Along with its own gender-neutral frarority, the university has taken measures to increase housing options, bathrooms and policies that cater to the transgender community.
Morris, who identifies as transgender, said he feels the university deserves an “A-plus” from an administrative standpoint. As a freshman, the university accommodated Morris by giving him a single room on a gender-neutral floor, rather than placing him in a regular Honors College residence hall. A year later, the university cut through “some legal red tape” to allow Morris to room with male friends before the university changed his records to recognize his gender identity.
Morris also applauded the university’s health insurance policy, which was revised in August of this year. The policy, which covers procedures such as hormone therapy and sex reassignment surgery, will now cover Morris’s hysterectomy this year. What would have been a $30,000 surgery will now cost Morris approximately $2,000, making this vital procedure far more affordable.
“If I had to wait until I was 30, chances are I would’ve gotten some pre-cancer ovarian cysts where it would have forced me to do it anyways,” Morris said. “But it shows you that this is a serious issue, and I’m really glad Maryland has stepped up in that.”
With changes being made concerning health policies, Jensen and his colleagues at the Equity Center are managing the university’s “ecosystem” creating an environment that is supportive for LGBTQ students, employees and alumni.
Programs like the Rainbow Terrapin Network and workplace inclusion training are operated through the Equity Center, giving students, faculty and employees an opportunity to empower themselves. An additional training program, Trans Advocacy, focuses specifically on transgender issues.
However, while the university is increasingly accommodating for the LGBTQ community, there is still work to be done.
Theta Pi Sigma member Zoe Kresie said she would like to see more gender neutral spaces like bathrooms, as well as more sensitivity toward different gender identities from teachers, students and the institution as a whole.
“You find that teachers aren’t very aware of different gender identities,” Kresie, who identifies as transgender and prefers female or gender-neutral pronouns, said. “At first I didn’t identify with male pronouns at all, so getting misgendered was definitely a hard part for me.”
Kresie also said she would like to see more gender inclusivity on different surveys, forms, and applications at the the university.
As a volunteer at the Campus Pantry, a service that delivers groceries to students, staff and faculty in need, she’s noticed the forms required only have two options for gender: male and female.
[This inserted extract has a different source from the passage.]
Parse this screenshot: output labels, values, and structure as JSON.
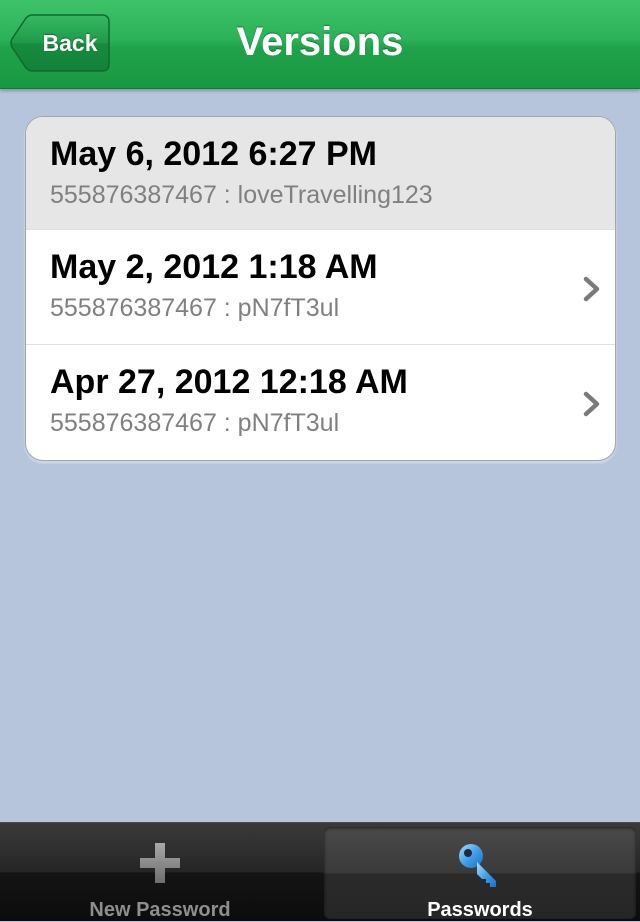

This is not uncommon Jensen said.
This lack of options for gender identity is problematic for many students who may not identify as strictly male or female. The university application, for example, does not offer an option for students to self-identify regarding gender.
This leaves the university in the dark for statistics regarding the LGBTQ population.
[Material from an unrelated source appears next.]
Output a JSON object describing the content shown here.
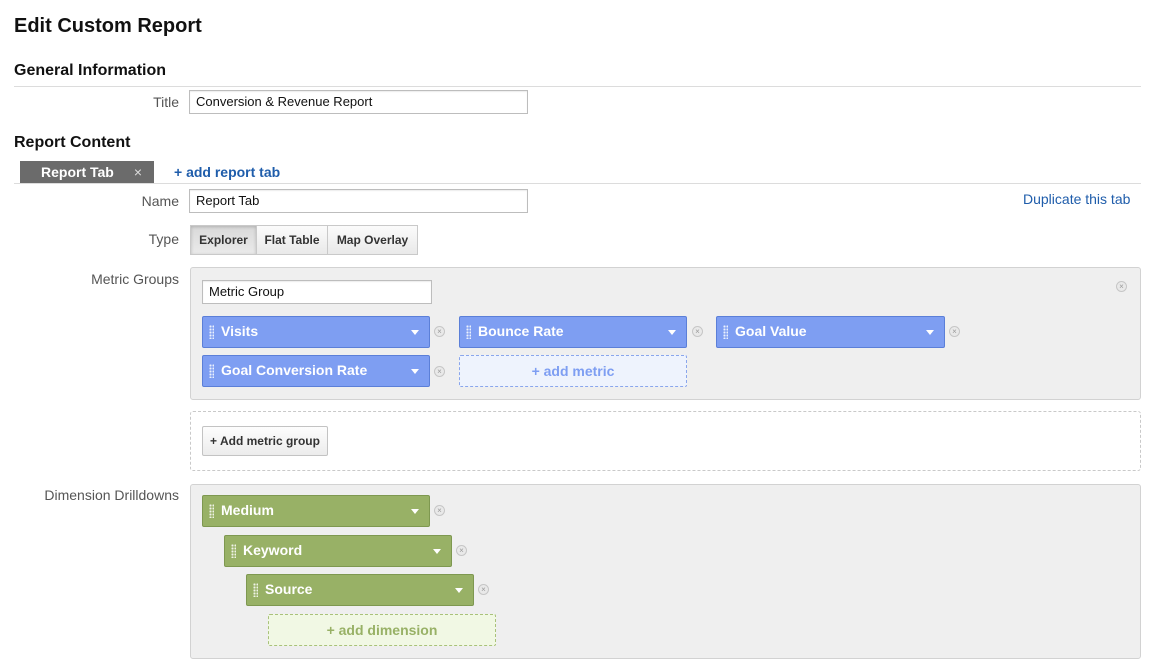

“We know what the retention and graduation rates are for women and men, we know what they are for race, we know what they are for economic class, major, but no one can tell you the retention and graduation rates for LGBTQ students,” Jensen said. “Why not? Don’t we have a responsibility to people with those identities?”
Jensen currently has a proposal before the University Senate that would make gendered questions optional. Allowing students to self-identify on the application and other surveys would not only be good for inclusivity but for statistics as well, he said.
With contributions from student groups such as Theta Pi Sigma, faculty like Jensen and his colleagues at the Equity Center, the university’s many LGBTQ resources, and allies of the community, are confident that change at the university is growing increasingly visible.
“Theta Pi Sigma has been really great at being the bridge that connects [the LGBTQ community],” Lyon said. “I think we’ve really stepped up the visibility by creating one unified LGBT community.”
Daphne Pellegrino is a sophomore journalism major and can be reached at firstname.lastname@example.org.